● **Work task**: Please give the data again in full, precisely as it is written.

(Records to process begins)

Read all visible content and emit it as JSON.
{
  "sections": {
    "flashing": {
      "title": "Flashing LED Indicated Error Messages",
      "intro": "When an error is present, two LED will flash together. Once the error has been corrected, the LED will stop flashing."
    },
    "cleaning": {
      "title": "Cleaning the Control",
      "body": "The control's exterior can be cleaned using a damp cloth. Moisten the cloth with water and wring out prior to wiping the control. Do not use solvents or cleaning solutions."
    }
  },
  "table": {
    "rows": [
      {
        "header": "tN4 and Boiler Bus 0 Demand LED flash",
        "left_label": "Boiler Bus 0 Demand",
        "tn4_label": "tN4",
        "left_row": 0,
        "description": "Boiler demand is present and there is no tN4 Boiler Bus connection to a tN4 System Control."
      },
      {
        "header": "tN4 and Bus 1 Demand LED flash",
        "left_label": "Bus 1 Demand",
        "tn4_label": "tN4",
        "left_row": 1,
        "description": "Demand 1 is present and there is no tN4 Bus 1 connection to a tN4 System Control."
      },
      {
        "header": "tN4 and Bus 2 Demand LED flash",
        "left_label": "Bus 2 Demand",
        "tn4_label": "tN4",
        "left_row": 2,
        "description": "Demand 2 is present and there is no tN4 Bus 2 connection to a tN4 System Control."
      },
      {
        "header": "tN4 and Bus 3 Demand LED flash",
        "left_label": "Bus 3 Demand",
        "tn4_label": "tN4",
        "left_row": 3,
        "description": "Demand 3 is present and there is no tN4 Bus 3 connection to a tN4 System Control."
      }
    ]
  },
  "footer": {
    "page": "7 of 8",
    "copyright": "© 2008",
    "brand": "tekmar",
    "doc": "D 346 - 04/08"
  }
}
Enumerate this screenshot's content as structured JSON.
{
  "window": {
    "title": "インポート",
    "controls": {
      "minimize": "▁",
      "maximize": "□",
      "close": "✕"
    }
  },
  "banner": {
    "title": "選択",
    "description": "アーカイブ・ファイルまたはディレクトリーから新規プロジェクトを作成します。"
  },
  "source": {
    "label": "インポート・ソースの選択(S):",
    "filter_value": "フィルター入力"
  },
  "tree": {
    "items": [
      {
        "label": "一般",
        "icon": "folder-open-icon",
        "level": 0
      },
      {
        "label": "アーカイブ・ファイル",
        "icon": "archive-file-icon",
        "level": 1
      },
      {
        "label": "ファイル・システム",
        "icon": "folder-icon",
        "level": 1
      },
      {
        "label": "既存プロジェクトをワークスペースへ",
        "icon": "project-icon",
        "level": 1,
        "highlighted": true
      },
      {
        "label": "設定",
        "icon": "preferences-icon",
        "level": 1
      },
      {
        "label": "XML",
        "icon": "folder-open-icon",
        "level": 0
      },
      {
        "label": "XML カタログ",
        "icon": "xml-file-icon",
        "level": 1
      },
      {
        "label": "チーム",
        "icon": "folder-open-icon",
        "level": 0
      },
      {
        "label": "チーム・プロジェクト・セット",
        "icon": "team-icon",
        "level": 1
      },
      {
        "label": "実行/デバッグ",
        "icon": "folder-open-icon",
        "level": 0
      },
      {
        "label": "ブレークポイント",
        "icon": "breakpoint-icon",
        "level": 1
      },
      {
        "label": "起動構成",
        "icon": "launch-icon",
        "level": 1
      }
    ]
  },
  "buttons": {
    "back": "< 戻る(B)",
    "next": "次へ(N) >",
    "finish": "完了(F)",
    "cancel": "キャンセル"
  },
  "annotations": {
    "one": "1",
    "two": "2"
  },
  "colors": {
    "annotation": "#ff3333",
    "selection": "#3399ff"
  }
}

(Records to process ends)

● **Your response**:
Read all visible content and emit it as JSON.
{
  "sections": {
    "flashing": {
      "title": "Flashing LED Indicated Error Messages",
      "intro": "When an error is present, two LED will flash together. Once the error has been corrected, the LED will stop flashing."
    },
    "cleaning": {
      "title": "Cleaning the Control",
      "body": "The control's exterior can be cleaned using a damp cloth. Moisten the cloth with water and wring out prior to wiping the control. Do not use solvents or cleaning solutions."
    }
  },
  "table": {
    "rows": [
      {
        "header": "tN4 and Boiler Bus 0 Demand LED flash",
        "left_label": "Boiler Bus 0 Demand",
        "tn4_label": "tN4",
        "left_row": 0,
        "description": "Boiler demand is present and there is no tN4 Boiler Bus connection to a tN4 System Control."
      },
      {
        "header": "tN4 and Bus 1 Demand LED flash",
        "left_label": "Bus 1 Demand",
        "tn4_label": "tN4",
        "left_row": 1,
        "description": "Demand 1 is present and there is no tN4 Bus 1 connection to a tN4 System Control."
      },
      {
        "header": "tN4 and Bus 2 Demand LED flash",
        "left_label": "Bus 2 Demand",
        "tn4_label": "tN4",
        "left_row": 2,
        "description": "Demand 2 is present and there is no tN4 Bus 2 connection to a tN4 System Control."
      },
      {
        "header": "tN4 and Bus 3 Demand LED flash",
        "left_label": "Bus 3 Demand",
        "tn4_label": "tN4",
        "left_row": 3,
        "description": "Demand 3 is present and there is no tN4 Bus 3 connection to a tN4 System Control."
      }
    ]
  },
  "footer": {
    "page": "7 of 8",
    "copyright": "© 2008",
    "brand": "tekmar",
    "doc": "D 346 - 04/08"
  }
}
Enumerate this screenshot's content as structured JSON.
{
  "window": {
    "title": "インポート",
    "controls": {
      "minimize": "▁",
      "maximize": "□",
      "close": "✕"
    }
  },
  "banner": {
    "title": "選択",
    "description": "アーカイブ・ファイルまたはディレクトリーから新規プロジェクトを作成します。"
  },
  "source": {
    "label": "インポート・ソースの選択(S):",
    "filter_value": "フィルター入力"
  },
  "tree": {
    "items": [
      {
        "label": "一般",
        "icon": "folder-open-icon",
        "level": 0
      },
      {
        "label": "アーカイブ・ファイル",
        "icon": "archive-file-icon",
        "level": 1
      },
      {
        "label": "ファイル・システム",
        "icon": "folder-icon",
        "level": 1
      },
      {
        "label": "既存プロジェクトをワークスペースへ",
        "icon": "project-icon",
        "level": 1,
        "highlighted": true
      },
      {
        "label": "設定",
        "icon": "preferences-icon",
        "level": 1
      },
      {
        "label": "XML",
        "icon": "folder-open-icon",
        "level": 0
      },
      {
        "label": "XML カタログ",
        "icon": "xml-file-icon",
        "level": 1
      },
      {
        "label": "チーム",
        "icon": "folder-open-icon",
        "level": 0
      },
      {
        "label": "チーム・プロジェクト・セット",
        "icon": "team-icon",
        "level": 1
      },
      {
        "label": "実行/デバッグ",
        "icon": "folder-open-icon",
        "level": 0
      },
      {
        "label": "ブレークポイント",
        "icon": "breakpoint-icon",
        "level": 1
      },
      {
        "label": "起動構成",
        "icon": "launch-icon",
        "level": 1
      }
    ]
  },
  "buttons": {
    "back": "< 戻る(B)",
    "next": "次へ(N) >",
    "finish": "完了(F)",
    "cancel": "キャンセル"
  },
  "annotations": {
    "one": "1",
    "two": "2"
  },
  "colors": {
    "annotation": "#ff3333",
    "selection": "#3399ff"
  }
}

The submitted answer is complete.